[[ Data extracts, beginning ]]

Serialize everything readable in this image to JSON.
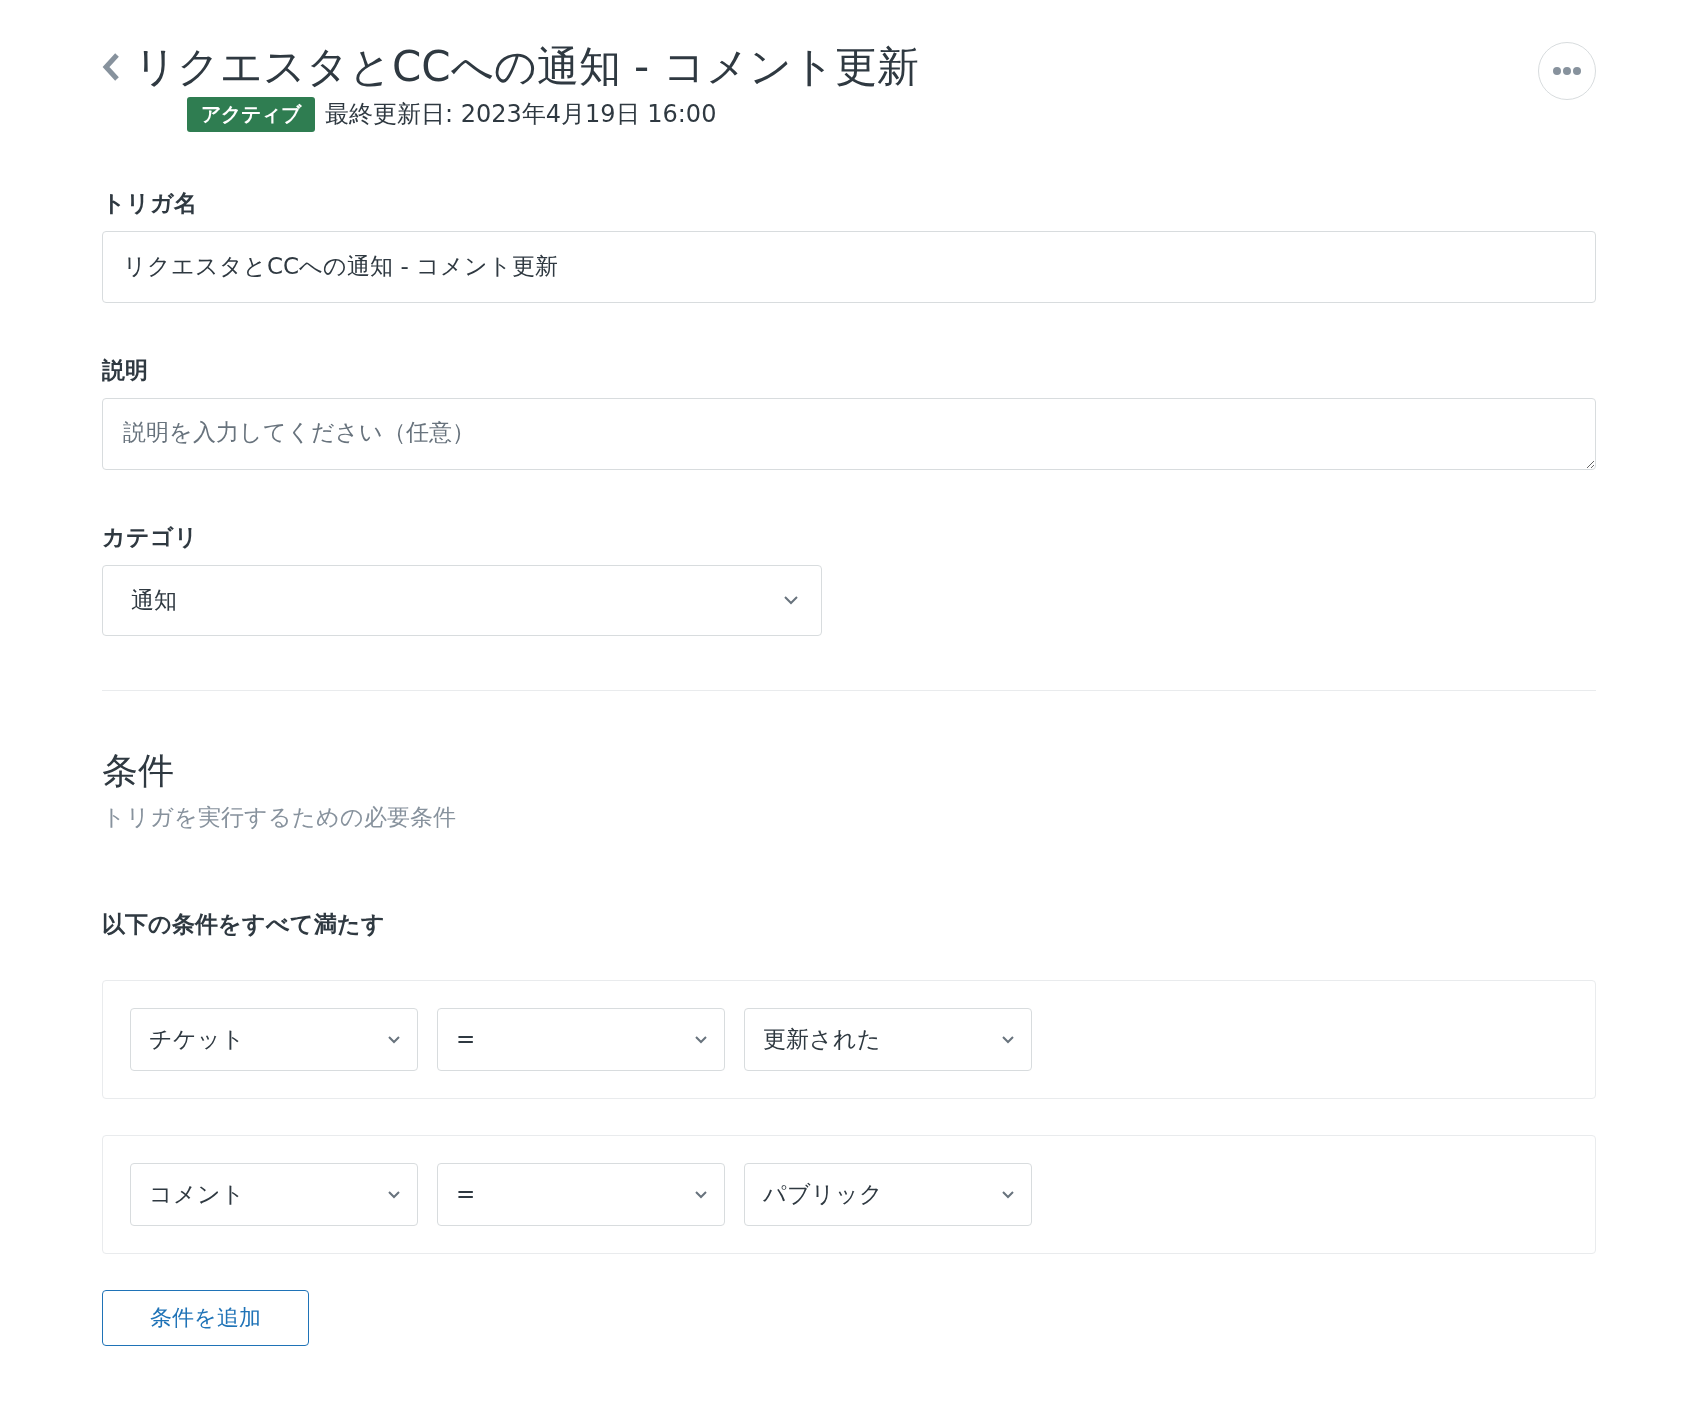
{
  "header": {
    "title": "リクエスタとCCへの通知 - コメント更新",
    "status_badge": "アクティブ",
    "last_updated": "最終更新日: 2023年4月19日 16:00"
  },
  "fields": [
    {
      "kind": "input",
      "label": "トリガ名",
      "value": "リクエスタとCCへの通知 - コメント更新"
    },
    {
      "kind": "textarea",
      "label": "説明",
      "placeholder": "説明を入力してください（任意）"
    },
    {
      "kind": "select",
      "label": "カテゴリ",
      "value": "通知"
    }
  ],
  "conditions_section": {
    "title": "条件",
    "subtitle": "トリガを実行するための必要条件",
    "group_label": "以下の条件をすべて満たす",
    "conditions": [
      {
        "field": "チケット",
        "operator": "=",
        "value": "更新された"
      },
      {
        "field": "コメント",
        "operator": "=",
        "value": "パブリック"
      }
    ],
    "add_button": "条件を追加"
  }
}
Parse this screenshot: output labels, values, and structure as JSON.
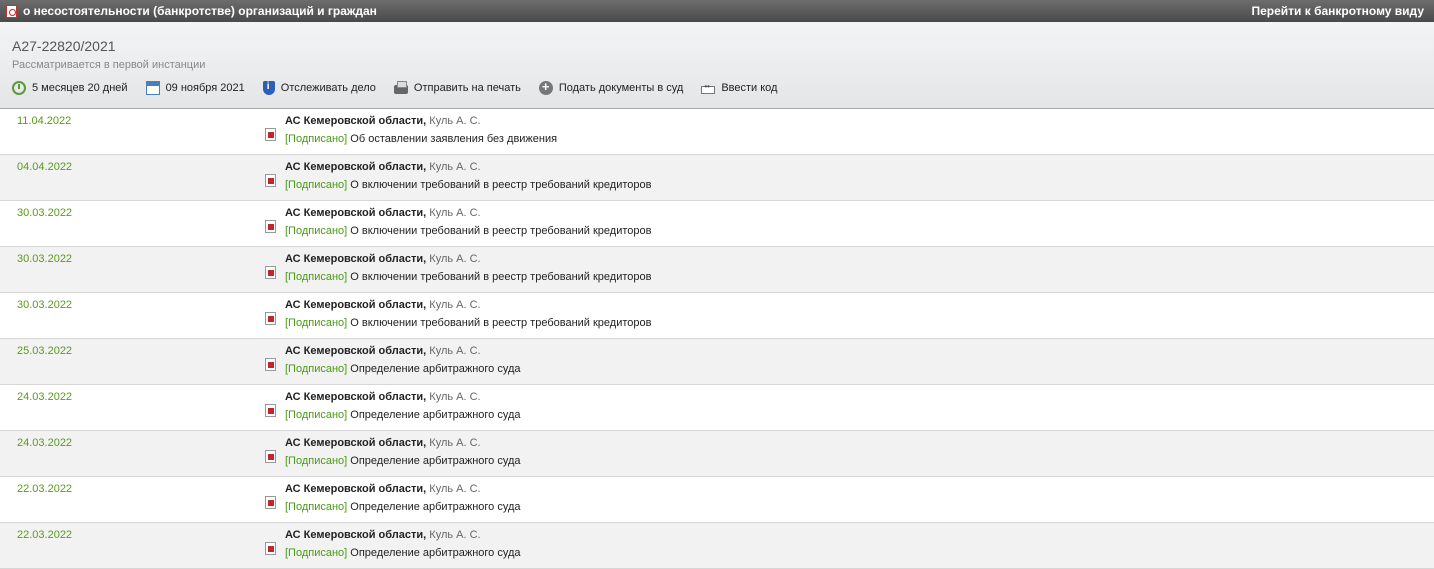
{
  "topbar": {
    "title": "о несостоятельности (банкротстве) организаций и граждан",
    "right_link": "Перейти к банкротному виду"
  },
  "case": {
    "number": "А27-22820/2021",
    "status": "Рассматривается в первой инстанции"
  },
  "toolbar": {
    "duration": "5 месяцев 20 дней",
    "date": "09 ноября 2021",
    "track": "Отслеживать дело",
    "print": "Отправить на печать",
    "submit": "Подать документы в суд",
    "code": "Ввести код"
  },
  "rows": [
    {
      "date": "11.04.2022",
      "court": "АС Кемеровской области,",
      "judge": " Куль А. С.",
      "signed": "[Подписано]",
      "doc": " Об оставлении заявления без движения"
    },
    {
      "date": "04.04.2022",
      "court": "АС Кемеровской области,",
      "judge": " Куль А. С.",
      "signed": "[Подписано]",
      "doc": " О включении требований в реестр требований кредиторов"
    },
    {
      "date": "30.03.2022",
      "court": "АС Кемеровской области,",
      "judge": " Куль А. С.",
      "signed": "[Подписано]",
      "doc": " О включении требований в реестр требований кредиторов"
    },
    {
      "date": "30.03.2022",
      "court": "АС Кемеровской области,",
      "judge": " Куль А. С.",
      "signed": "[Подписано]",
      "doc": " О включении требований в реестр требований кредиторов"
    },
    {
      "date": "30.03.2022",
      "court": "АС Кемеровской области,",
      "judge": " Куль А. С.",
      "signed": "[Подписано]",
      "doc": " О включении требований в реестр требований кредиторов"
    },
    {
      "date": "25.03.2022",
      "court": "АС Кемеровской области,",
      "judge": " Куль А. С.",
      "signed": "[Подписано]",
      "doc": " Определение арбитражного суда"
    },
    {
      "date": "24.03.2022",
      "court": "АС Кемеровской области,",
      "judge": " Куль А. С.",
      "signed": "[Подписано]",
      "doc": " Определение арбитражного суда"
    },
    {
      "date": "24.03.2022",
      "court": "АС Кемеровской области,",
      "judge": " Куль А. С.",
      "signed": "[Подписано]",
      "doc": " Определение арбитражного суда"
    },
    {
      "date": "22.03.2022",
      "court": "АС Кемеровской области,",
      "judge": " Куль А. С.",
      "signed": "[Подписано]",
      "doc": " Определение арбитражного суда"
    },
    {
      "date": "22.03.2022",
      "court": "АС Кемеровской области,",
      "judge": " Куль А. С.",
      "signed": "[Подписано]",
      "doc": " Определение арбитражного суда"
    }
  ]
}
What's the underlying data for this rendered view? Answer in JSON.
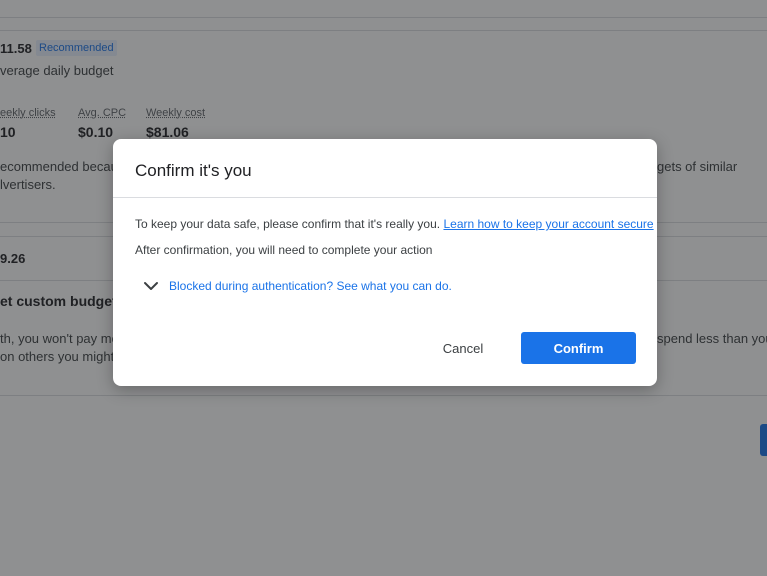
{
  "background": {
    "top_amount": "11.58",
    "recommended_badge": "Recommended",
    "average_daily_budget": "verage daily budget",
    "stats": [
      {
        "label": "eekly clicks",
        "value": "10"
      },
      {
        "label": "Avg. CPC",
        "value": "$0.10"
      },
      {
        "label": "Weekly cost",
        "value": "$81.06"
      }
    ],
    "recommended_text_left": "ecommended becau",
    "recommended_text_right": "gets of similar",
    "advertisers_text": "lvertisers.",
    "amount_two": "9.26",
    "custom_budget_heading": "et custom budget",
    "custom_text_left_1": "th, you won't pay mo",
    "custom_text_right_1": "spend less than you",
    "custom_text_left_2": "on others you might"
  },
  "dialog": {
    "title": "Confirm it's you",
    "message_prefix": "To keep your data safe, please confirm that it's really you.",
    "learn_link": "Learn how to keep your account secure",
    "after_confirmation": "After confirmation, you will need to complete your action",
    "blocked_expander": "Blocked during authentication? See what you can do.",
    "cancel_label": "Cancel",
    "confirm_label": "Confirm"
  },
  "colors": {
    "accent": "#1a73e8",
    "scrim": "rgba(32,33,36,0.5)"
  }
}
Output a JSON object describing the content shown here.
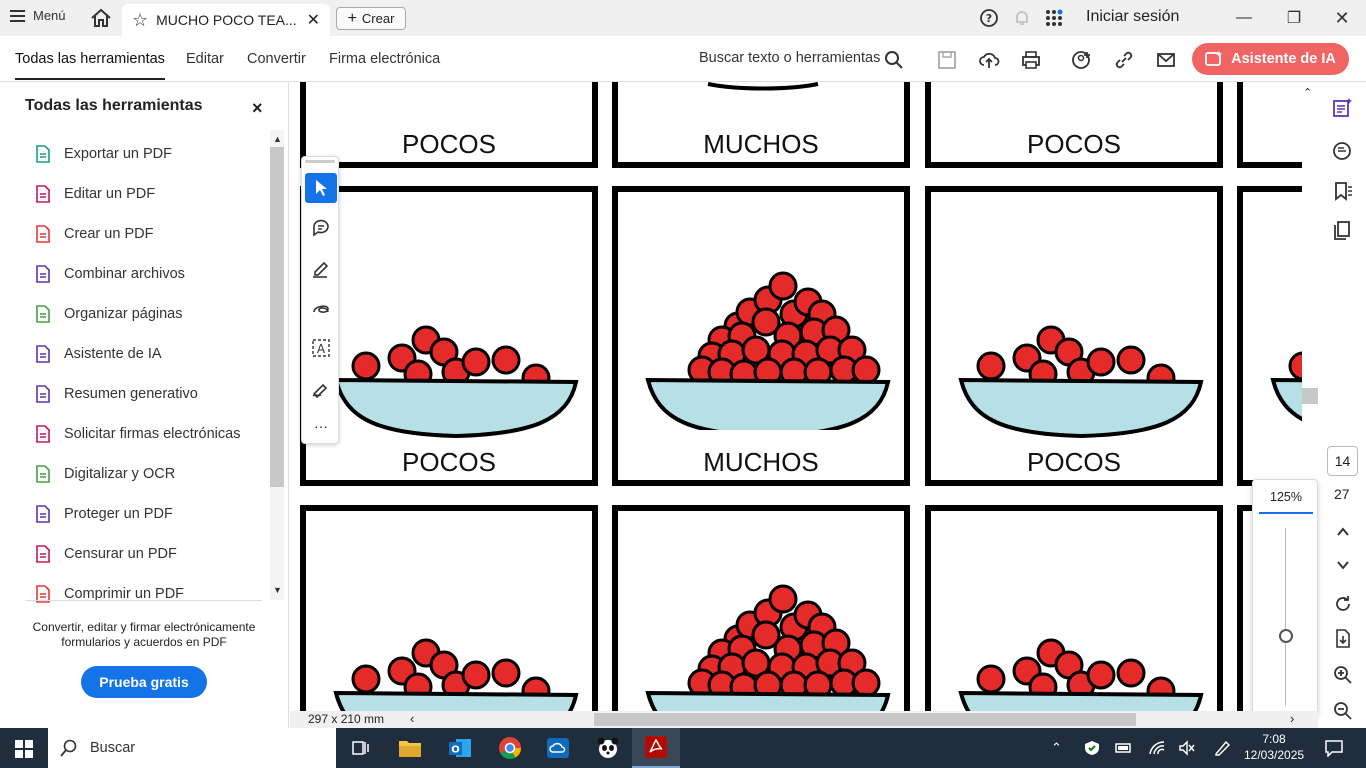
{
  "titlebar": {
    "menu_label": "Menú",
    "tab_title": "MUCHO POCO TEA...",
    "create_label": "Crear",
    "signin_label": "Iniciar sesión"
  },
  "menubar": {
    "tabs": [
      "Todas las herramientas",
      "Editar",
      "Convertir",
      "Firma electrónica"
    ],
    "search_label": "Buscar texto o herramientas",
    "ai_label": "Asistente de IA"
  },
  "leftpanel": {
    "title": "Todas las herramientas",
    "tools": [
      {
        "label": "Exportar un PDF",
        "color": "#1a9c8c"
      },
      {
        "label": "Editar un PDF",
        "color": "#c2185b"
      },
      {
        "label": "Crear un PDF",
        "color": "#e53935"
      },
      {
        "label": "Combinar archivos",
        "color": "#5e35b1"
      },
      {
        "label": "Organizar páginas",
        "color": "#43a047"
      },
      {
        "label": "Asistente de IA",
        "color": "#5e35b1"
      },
      {
        "label": "Resumen generativo",
        "color": "#5e35b1"
      },
      {
        "label": "Solicitar firmas electrónicas",
        "color": "#c2185b"
      },
      {
        "label": "Digitalizar y OCR",
        "color": "#43a047"
      },
      {
        "label": "Proteger un PDF",
        "color": "#5e35b1"
      },
      {
        "label": "Censurar un PDF",
        "color": "#c2185b"
      },
      {
        "label": "Comprimir un PDF",
        "color": "#e53935"
      }
    ],
    "promo_text": "Convertir, editar y firmar electrónicamente formularios y acuerdos en PDF",
    "trial_label": "Prueba gratis"
  },
  "document": {
    "cards": [
      "POCOS",
      "MUCHOS",
      "POCOS",
      "POCOS",
      "MUCHOS",
      "POCOS",
      "",
      "",
      ""
    ]
  },
  "pagenav": {
    "current": "14",
    "total": "27"
  },
  "zoom": {
    "value": "125%"
  },
  "bottombar": {
    "page_size": "297 x 210 mm"
  },
  "taskbar": {
    "search_label": "Buscar",
    "time": "7:08",
    "date": "12/03/2025"
  }
}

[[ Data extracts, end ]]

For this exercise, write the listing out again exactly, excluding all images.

Serialize everything readable in this image to JSON.
{
  "header": {
    "title": "リクエスタとCCへの通知 - コメント更新",
    "status_badge": "アクティブ",
    "last_updated": "最終更新日: 2023年4月19日 16:00"
  },
  "fields": [
    {
      "kind": "input",
      "label": "トリガ名",
      "value": "リクエスタとCCへの通知 - コメント更新"
    },
    {
      "kind": "textarea",
      "label": "説明",
      "placeholder": "説明を入力してください（任意）"
    },
    {
      "kind": "select",
      "label": "カテゴリ",
      "value": "通知"
    }
  ],
  "conditions_section": {
    "title": "条件",
    "subtitle": "トリガを実行するための必要条件",
    "group_label": "以下の条件をすべて満たす",
    "conditions": [
      {
        "field": "チケット",
        "operator": "=",
        "value": "更新された"
      },
      {
        "field": "コメント",
        "operator": "=",
        "value": "パブリック"
      }
    ],
    "add_button": "条件を追加"
  }
}
Parse this screenshot: output labels, values, and structure as JSON.
{
  "topbar": {
    "title": "о несостоятельности (банкротстве) организаций и граждан",
    "right_link": "Перейти к банкротному виду"
  },
  "case": {
    "number": "А27-22820/2021",
    "status": "Рассматривается в первой инстанции"
  },
  "toolbar": {
    "duration": "5 месяцев 20 дней",
    "date": "09 ноября 2021",
    "track": "Отслеживать дело",
    "print": "Отправить на печать",
    "submit": "Подать документы в суд",
    "code": "Ввести код"
  },
  "rows": [
    {
      "date": "11.04.2022",
      "court": "АС Кемеровской области,",
      "judge": " Куль А. С.",
      "signed": "[Подписано]",
      "doc": " Об оставлении заявления без движения"
    },
    {
      "date": "04.04.2022",
      "court": "АС Кемеровской области,",
      "judge": " Куль А. С.",
      "signed": "[Подписано]",
      "doc": " О включении требований в реестр требований кредиторов"
    },
    {
      "date": "30.03.2022",
      "court": "АС Кемеровской области,",
      "judge": " Куль А. С.",
      "signed": "[Подписано]",
      "doc": " О включении требований в реестр требований кредиторов"
    },
    {
      "date": "30.03.2022",
      "court": "АС Кемеровской области,",
      "judge": " Куль А. С.",
      "signed": "[Подписано]",
      "doc": " О включении требований в реестр требований кредиторов"
    },
    {
      "date": "30.03.2022",
      "court": "АС Кемеровской области,",
      "judge": " Куль А. С.",
      "signed": "[Подписано]",
      "doc": " О включении требований в реестр требований кредиторов"
    },
    {
      "date": "25.03.2022",
      "court": "АС Кемеровской области,",
      "judge": " Куль А. С.",
      "signed": "[Подписано]",
      "doc": " Определение арбитражного суда"
    },
    {
      "date": "24.03.2022",
      "court": "АС Кемеровской области,",
      "judge": " Куль А. С.",
      "signed": "[Подписано]",
      "doc": " Определение арбитражного суда"
    },
    {
      "date": "24.03.2022",
      "court": "АС Кемеровской области,",
      "judge": " Куль А. С.",
      "signed": "[Подписано]",
      "doc": " Определение арбитражного суда"
    },
    {
      "date": "22.03.2022",
      "court": "АС Кемеровской области,",
      "judge": " Куль А. С.",
      "signed": "[Подписано]",
      "doc": " Определение арбитражного суда"
    },
    {
      "date": "22.03.2022",
      "court": "АС Кемеровской области,",
      "judge": " Куль А. С.",
      "signed": "[Подписано]",
      "doc": " Определение арбитражного суда"
    }
  ]
}
What's the underlying data for this rendered view? Answer in JSON.
{
  "background": {
    "top_amount": "11.58",
    "recommended_badge": "Recommended",
    "average_daily_budget": "verage daily budget",
    "stats": [
      {
        "label": "eekly clicks",
        "value": "10"
      },
      {
        "label": "Avg. CPC",
        "value": "$0.10"
      },
      {
        "label": "Weekly cost",
        "value": "$81.06"
      }
    ],
    "recommended_text_left": "ecommended becau",
    "recommended_text_right": "gets of similar",
    "advertisers_text": "lvertisers.",
    "amount_two": "9.26",
    "custom_budget_heading": "et custom budget",
    "custom_text_left_1": "th, you won't pay mo",
    "custom_text_right_1": "spend less than you",
    "custom_text_left_2": "on others you might"
  },
  "dialog": {
    "title": "Confirm it's you",
    "message_prefix": "To keep your data safe, please confirm that it's really you.",
    "learn_link": "Learn how to keep your account secure",
    "after_confirmation": "After confirmation, you will need to complete your action",
    "blocked_expander": "Blocked during authentication? See what you can do.",
    "cancel_label": "Cancel",
    "confirm_label": "Confirm"
  },
  "colors": {
    "accent": "#1a73e8",
    "scrim": "rgba(32,33,36,0.5)"
  }
}
Output a JSON object describing the content shown here.
{
  "titlebar": {
    "menu_label": "Menú",
    "tab_title": "MUCHO POCO TEA...",
    "create_label": "Crear",
    "signin_label": "Iniciar sesión"
  },
  "menubar": {
    "tabs": [
      "Todas las herramientas",
      "Editar",
      "Convertir",
      "Firma electrónica"
    ],
    "search_label": "Buscar texto o herramientas",
    "ai_label": "Asistente de IA"
  },
  "leftpanel": {
    "title": "Todas las herramientas",
    "tools": [
      {
        "label": "Exportar un PDF",
        "color": "#1a9c8c"
      },
      {
        "label": "Editar un PDF",
        "color": "#c2185b"
      },
      {
        "label": "Crear un PDF",
        "color": "#e53935"
      },
      {
        "label": "Combinar archivos",
        "color": "#5e35b1"
      },
      {
        "label": "Organizar páginas",
        "color": "#43a047"
      },
      {
        "label": "Asistente de IA",
        "color": "#5e35b1"
      },
      {
        "label": "Resumen generativo",
        "color": "#5e35b1"
      },
      {
        "label": "Solicitar firmas electrónicas",
        "color": "#c2185b"
      },
      {
        "label": "Digitalizar y OCR",
        "color": "#43a047"
      },
      {
        "label": "Proteger un PDF",
        "color": "#5e35b1"
      },
      {
        "label": "Censurar un PDF",
        "color": "#c2185b"
      },
      {
        "label": "Comprimir un PDF",
        "color": "#e53935"
      }
    ],
    "promo_text": "Convertir, editar y firmar electrónicamente formularios y acuerdos en PDF",
    "trial_label": "Prueba gratis"
  },
  "document": {
    "cards": [
      "POCOS",
      "MUCHOS",
      "POCOS",
      "POCOS",
      "MUCHOS",
      "POCOS",
      "",
      "",
      ""
    ]
  },
  "pagenav": {
    "current": "14",
    "total": "27"
  },
  "zoom": {
    "value": "125%"
  },
  "bottombar": {
    "page_size": "297 x 210 mm"
  },
  "taskbar": {
    "search_label": "Buscar",
    "time": "7:08",
    "date": "12/03/2025"
  }
}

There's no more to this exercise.